• Requirement: Which of the lines in the data mention the string "Hace"? List them all.
+===+
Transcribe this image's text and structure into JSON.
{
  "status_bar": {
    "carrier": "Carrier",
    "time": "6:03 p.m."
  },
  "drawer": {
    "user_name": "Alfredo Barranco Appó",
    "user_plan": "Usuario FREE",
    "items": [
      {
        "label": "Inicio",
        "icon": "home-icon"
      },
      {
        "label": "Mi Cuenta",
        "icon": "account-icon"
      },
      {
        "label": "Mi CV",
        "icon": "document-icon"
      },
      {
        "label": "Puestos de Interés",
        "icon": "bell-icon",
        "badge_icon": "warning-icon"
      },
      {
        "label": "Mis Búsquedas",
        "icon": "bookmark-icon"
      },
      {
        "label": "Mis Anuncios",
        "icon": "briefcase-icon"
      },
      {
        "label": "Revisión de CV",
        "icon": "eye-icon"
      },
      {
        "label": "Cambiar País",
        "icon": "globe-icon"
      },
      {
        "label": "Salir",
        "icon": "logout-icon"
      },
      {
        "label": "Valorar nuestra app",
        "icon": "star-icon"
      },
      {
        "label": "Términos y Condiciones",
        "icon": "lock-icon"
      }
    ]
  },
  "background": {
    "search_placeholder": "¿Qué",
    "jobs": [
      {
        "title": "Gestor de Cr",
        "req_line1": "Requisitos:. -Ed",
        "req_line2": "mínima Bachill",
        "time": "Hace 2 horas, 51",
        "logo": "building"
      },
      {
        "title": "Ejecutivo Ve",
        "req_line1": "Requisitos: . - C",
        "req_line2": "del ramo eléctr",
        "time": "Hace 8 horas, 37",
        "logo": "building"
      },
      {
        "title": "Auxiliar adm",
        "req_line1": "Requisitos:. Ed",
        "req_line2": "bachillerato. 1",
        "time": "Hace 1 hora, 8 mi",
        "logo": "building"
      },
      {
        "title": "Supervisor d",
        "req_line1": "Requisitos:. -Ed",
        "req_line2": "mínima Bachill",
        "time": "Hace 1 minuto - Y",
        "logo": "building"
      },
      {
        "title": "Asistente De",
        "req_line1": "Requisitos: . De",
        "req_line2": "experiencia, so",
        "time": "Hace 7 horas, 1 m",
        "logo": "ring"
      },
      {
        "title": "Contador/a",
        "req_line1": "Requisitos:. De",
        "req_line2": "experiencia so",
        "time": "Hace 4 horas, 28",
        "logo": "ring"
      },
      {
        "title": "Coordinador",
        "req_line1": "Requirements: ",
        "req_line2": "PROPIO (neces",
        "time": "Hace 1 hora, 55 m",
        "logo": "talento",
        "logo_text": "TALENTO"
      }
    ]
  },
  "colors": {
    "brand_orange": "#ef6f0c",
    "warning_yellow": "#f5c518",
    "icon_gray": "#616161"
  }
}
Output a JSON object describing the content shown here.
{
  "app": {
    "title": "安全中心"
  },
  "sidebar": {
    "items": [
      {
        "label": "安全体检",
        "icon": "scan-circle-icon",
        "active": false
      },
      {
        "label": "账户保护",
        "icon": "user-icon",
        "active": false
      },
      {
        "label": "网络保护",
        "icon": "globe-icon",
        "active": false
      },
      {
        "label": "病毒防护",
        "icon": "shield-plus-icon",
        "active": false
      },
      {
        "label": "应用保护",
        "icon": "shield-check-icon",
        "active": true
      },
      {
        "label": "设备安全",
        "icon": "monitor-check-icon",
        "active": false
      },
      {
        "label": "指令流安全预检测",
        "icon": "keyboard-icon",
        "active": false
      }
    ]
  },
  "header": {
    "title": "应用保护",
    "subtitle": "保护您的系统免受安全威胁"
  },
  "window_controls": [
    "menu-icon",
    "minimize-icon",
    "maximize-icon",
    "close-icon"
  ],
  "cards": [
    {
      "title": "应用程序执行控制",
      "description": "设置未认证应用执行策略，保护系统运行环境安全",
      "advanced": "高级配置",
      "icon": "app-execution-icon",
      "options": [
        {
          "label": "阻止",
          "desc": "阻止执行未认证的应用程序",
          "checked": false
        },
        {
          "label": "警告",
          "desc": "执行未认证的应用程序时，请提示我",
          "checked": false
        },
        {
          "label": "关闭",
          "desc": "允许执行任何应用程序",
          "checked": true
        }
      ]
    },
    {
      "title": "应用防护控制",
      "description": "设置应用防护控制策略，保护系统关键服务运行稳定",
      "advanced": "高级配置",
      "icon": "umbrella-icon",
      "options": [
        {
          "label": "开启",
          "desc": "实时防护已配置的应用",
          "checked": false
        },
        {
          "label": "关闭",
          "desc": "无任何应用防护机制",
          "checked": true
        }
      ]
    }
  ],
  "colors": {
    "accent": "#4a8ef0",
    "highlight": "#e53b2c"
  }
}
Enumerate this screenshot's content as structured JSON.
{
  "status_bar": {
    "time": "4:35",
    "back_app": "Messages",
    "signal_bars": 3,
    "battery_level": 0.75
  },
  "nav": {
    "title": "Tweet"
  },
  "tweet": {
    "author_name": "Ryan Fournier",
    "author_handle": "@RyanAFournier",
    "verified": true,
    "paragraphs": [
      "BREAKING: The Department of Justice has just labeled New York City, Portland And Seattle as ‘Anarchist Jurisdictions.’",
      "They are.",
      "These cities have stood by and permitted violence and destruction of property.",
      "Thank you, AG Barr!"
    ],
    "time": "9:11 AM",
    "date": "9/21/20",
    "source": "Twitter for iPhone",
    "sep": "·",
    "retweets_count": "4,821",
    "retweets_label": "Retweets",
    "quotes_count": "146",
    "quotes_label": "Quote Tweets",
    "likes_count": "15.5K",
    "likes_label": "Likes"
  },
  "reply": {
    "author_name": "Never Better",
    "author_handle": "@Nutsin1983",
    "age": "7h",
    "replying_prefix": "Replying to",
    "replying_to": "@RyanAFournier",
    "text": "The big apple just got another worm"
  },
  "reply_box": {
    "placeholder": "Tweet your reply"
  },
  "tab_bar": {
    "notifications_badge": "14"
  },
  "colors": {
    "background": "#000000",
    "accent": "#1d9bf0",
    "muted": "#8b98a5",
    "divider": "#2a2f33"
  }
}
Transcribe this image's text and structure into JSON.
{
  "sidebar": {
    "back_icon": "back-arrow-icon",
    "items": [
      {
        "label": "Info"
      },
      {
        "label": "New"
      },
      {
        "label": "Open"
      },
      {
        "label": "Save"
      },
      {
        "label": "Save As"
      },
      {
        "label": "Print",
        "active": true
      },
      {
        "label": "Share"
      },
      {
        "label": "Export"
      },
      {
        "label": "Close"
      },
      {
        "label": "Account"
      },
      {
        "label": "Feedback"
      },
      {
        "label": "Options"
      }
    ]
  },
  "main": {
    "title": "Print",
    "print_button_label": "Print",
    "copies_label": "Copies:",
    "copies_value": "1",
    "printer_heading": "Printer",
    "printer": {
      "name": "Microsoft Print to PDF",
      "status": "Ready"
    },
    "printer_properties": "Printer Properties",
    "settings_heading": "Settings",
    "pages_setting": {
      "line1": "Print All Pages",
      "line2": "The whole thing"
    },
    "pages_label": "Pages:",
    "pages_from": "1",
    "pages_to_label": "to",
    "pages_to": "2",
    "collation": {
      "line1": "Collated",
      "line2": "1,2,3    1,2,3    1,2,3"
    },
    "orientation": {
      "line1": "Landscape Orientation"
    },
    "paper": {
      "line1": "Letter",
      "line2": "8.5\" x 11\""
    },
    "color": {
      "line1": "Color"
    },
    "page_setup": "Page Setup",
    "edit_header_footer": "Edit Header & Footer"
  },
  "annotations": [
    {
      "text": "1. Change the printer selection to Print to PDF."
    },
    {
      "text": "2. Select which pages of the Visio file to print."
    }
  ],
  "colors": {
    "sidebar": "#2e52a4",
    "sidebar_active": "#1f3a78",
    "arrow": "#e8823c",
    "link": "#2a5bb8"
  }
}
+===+
• Answer to this problem:
        "time": "Hace 2 horas, 51",
        "time": "Hace 8 horas, 37",
        "time": "Hace 1 hora, 8 mi",
        "time": "Hace 1 minuto - Y",
        "time": "Hace 7 horas, 1 m",
        "time": "Hace 4 horas, 28",
        "time": "Hace 1 hora, 55 m",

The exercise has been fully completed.